#### Given records
-=-=-=-=-
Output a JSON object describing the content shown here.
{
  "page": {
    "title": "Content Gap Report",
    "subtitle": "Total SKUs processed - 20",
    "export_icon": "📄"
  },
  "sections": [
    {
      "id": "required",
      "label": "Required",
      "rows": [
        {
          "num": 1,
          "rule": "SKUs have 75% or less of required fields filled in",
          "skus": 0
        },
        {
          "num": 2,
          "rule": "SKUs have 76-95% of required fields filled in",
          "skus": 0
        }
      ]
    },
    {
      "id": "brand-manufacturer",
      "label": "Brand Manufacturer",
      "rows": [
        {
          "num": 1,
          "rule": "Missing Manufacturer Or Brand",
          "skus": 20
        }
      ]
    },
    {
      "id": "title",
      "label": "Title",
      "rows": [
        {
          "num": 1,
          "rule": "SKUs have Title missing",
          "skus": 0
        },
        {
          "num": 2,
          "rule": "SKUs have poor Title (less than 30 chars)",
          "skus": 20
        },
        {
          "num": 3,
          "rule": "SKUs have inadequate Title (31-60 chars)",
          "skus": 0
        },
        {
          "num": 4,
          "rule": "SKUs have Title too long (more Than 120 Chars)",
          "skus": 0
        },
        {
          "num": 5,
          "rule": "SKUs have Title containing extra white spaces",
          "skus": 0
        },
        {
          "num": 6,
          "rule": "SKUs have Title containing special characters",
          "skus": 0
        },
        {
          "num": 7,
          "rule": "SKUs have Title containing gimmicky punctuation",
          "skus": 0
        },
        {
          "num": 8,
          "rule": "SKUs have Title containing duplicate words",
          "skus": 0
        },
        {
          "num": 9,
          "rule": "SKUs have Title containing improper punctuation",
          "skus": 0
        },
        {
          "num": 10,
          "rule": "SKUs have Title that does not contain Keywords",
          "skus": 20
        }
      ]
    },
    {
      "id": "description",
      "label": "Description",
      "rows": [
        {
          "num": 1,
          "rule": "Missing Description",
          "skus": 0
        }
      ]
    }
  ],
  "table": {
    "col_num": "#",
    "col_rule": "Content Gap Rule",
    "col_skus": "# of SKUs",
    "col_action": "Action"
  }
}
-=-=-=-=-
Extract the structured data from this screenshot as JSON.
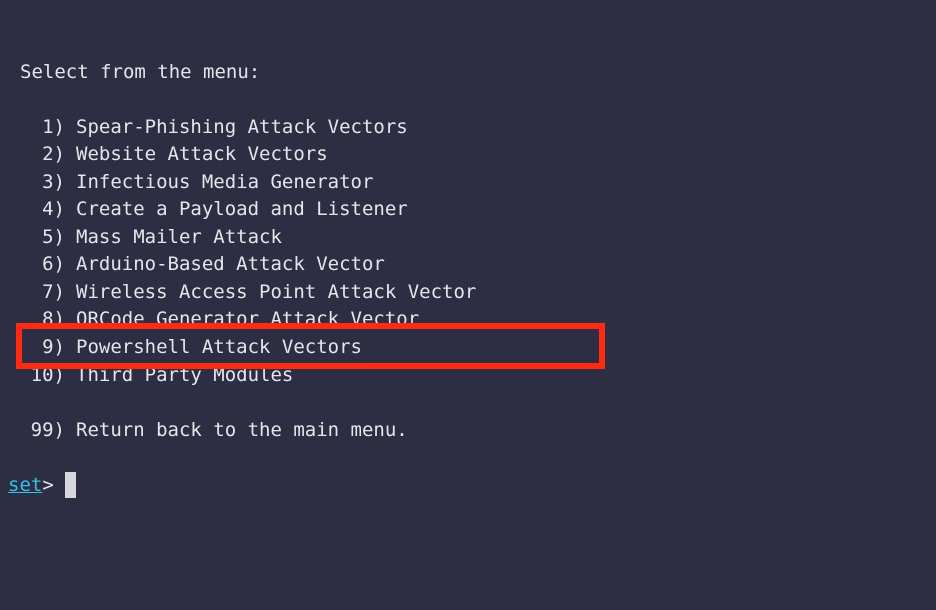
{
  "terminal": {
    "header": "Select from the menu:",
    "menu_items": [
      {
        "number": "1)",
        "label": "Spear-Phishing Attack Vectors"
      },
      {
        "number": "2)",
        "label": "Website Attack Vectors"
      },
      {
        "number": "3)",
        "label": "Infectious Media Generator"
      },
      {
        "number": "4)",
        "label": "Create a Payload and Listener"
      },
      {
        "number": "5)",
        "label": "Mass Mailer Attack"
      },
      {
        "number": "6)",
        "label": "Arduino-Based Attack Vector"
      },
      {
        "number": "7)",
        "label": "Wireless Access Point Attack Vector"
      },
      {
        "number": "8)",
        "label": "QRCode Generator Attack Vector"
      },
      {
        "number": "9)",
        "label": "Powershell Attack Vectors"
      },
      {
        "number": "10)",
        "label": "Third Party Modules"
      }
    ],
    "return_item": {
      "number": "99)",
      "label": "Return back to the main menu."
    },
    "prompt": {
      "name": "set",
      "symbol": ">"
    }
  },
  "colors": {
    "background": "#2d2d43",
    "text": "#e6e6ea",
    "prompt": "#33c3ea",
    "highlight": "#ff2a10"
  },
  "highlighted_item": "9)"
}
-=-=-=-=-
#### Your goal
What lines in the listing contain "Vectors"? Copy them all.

#### The completed task
        "label": "Spear-Phishing Attack Vectors"
        "label": "Website Attack Vectors"
        "label": "Powershell Attack Vectors"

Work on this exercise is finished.